We passed the Arctic Circle at 7:26 this morning. From our cabin we could see the globe marker on a tiny island, designating that northern latitude. Overnight the landscape had been transformed to snow covered peaks dominating the background, with rugged terrain near shore. No longer were there brown open patches of grass. And the scattered enclaves of buildings looked especially remote. It was the definition of stark beauty.
Heightening the drama, the sun was just beginning to rise above the peaks. That scarce source of light had been eluding us until now, and its appearance was most welcome. Soon the snowy peaks were rimmed with a golden glow. The glacial mountain sides illuminated by the low early light. And blue sky reigned up above. It was a whole new world.
I will admit to witnessing this beauty from the seat of a bicycle. A stationary one at that, pressed up against the windows on the starboard side, facing the sunrise. Alone in the minuscule fitness center, I had a front row seat to the continually changing scene. While I knew I was missing the perfect opportunity to photograph this phenomenon, having committed to this workout I pedaled on, my eyes rooted to the display. I knew that Rich would not let this pass without capturing it, and rationalized that his photos would be far superior to mine. And with 45 minutes dedicated to this bicycle seat I would remain attentive to the scenery rather than trying to compose photographs, missing the live presentation. It was one of the most picturesque bike rides I've ever taken. And Rich came through with stellar photographs.

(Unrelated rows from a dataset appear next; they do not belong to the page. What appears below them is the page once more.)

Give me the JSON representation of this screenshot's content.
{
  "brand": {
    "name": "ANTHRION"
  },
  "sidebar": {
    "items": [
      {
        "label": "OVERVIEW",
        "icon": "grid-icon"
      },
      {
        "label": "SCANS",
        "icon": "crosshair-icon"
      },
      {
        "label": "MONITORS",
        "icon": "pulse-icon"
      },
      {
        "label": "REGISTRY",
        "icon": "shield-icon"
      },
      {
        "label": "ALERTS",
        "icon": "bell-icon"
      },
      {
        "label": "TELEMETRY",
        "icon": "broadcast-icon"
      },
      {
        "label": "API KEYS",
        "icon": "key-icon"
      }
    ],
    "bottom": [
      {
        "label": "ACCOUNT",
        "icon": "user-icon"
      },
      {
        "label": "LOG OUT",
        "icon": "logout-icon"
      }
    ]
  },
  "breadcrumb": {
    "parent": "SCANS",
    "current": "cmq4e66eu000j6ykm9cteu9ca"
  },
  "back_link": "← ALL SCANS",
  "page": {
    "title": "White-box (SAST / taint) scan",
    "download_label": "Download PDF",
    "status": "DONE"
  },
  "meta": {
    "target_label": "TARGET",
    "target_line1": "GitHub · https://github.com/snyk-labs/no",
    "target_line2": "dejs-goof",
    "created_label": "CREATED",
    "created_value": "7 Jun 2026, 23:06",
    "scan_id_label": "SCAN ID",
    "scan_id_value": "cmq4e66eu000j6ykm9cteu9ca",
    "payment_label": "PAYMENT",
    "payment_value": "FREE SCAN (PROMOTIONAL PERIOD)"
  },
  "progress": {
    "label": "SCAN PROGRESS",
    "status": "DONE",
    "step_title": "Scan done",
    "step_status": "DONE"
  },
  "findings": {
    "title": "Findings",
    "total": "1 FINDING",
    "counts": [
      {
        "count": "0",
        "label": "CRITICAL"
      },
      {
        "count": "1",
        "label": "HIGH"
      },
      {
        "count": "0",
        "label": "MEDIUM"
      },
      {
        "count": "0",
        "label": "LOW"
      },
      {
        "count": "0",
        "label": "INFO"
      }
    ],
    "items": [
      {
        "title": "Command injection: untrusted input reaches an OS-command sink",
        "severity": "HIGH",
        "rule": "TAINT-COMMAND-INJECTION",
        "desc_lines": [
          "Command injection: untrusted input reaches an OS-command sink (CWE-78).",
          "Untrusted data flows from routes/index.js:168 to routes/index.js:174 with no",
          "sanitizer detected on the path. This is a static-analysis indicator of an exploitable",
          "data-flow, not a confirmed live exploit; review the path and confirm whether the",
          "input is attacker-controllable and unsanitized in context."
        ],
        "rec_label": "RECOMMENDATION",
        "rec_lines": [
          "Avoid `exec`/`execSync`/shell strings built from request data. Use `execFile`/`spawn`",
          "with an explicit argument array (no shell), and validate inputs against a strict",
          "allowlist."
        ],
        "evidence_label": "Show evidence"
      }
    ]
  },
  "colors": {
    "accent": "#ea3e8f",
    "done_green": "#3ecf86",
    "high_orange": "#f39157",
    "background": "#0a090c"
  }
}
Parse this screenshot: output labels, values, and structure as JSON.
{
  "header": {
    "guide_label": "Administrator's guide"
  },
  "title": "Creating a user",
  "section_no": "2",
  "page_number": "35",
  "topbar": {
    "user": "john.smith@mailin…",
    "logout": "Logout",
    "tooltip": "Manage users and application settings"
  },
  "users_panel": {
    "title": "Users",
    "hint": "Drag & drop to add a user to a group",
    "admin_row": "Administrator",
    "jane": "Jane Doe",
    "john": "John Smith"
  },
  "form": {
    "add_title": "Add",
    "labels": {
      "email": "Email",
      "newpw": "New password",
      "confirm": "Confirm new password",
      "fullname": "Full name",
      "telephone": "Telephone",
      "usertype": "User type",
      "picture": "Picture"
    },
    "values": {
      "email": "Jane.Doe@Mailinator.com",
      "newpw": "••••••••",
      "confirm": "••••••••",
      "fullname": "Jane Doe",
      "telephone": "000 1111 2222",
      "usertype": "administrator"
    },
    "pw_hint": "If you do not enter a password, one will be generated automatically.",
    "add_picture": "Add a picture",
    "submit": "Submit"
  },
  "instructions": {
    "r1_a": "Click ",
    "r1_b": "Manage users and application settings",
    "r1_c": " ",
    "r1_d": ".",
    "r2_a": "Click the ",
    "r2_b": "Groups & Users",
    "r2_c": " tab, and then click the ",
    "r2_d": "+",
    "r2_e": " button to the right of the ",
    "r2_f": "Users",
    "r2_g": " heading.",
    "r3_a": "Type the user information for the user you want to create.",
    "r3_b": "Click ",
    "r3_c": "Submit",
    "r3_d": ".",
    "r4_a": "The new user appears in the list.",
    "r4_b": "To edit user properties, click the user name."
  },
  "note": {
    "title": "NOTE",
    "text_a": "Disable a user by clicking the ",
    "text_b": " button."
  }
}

The morning was perfect for roaming the decks. The landscape changed constantly. Fishing boats, ferries and even a sailboat came into view. The light was constantly shifting. And the sun felt so good. This was what we came to do, and it was easy to while away the hours moving in and out of the sun and wind in search of more sights. Everything was so much more dramatic in the sunlight.
The Arctic Circle landmark did not go unmarked by the ship's crew, who staged an appearance by Neptune. Arriving with his trident, he and the ship's captain initiated the brave in a legendary ceremony from the deep. We knew it involved some strong spirits, but being allowed to imbibe first required a shivering cold dousing with a ladle of watery ice cubes down the back. Some participants were brought forward unwillingly, but Rich knowingly succumbed to the torchure. I kept well out of range until the frigid ingredients were exhausted, choosing instead a timid pose with Neptune.
For this trip, the Arctic Circle was the weather's dividing line between blasé and brilliant. It was well worth crossing.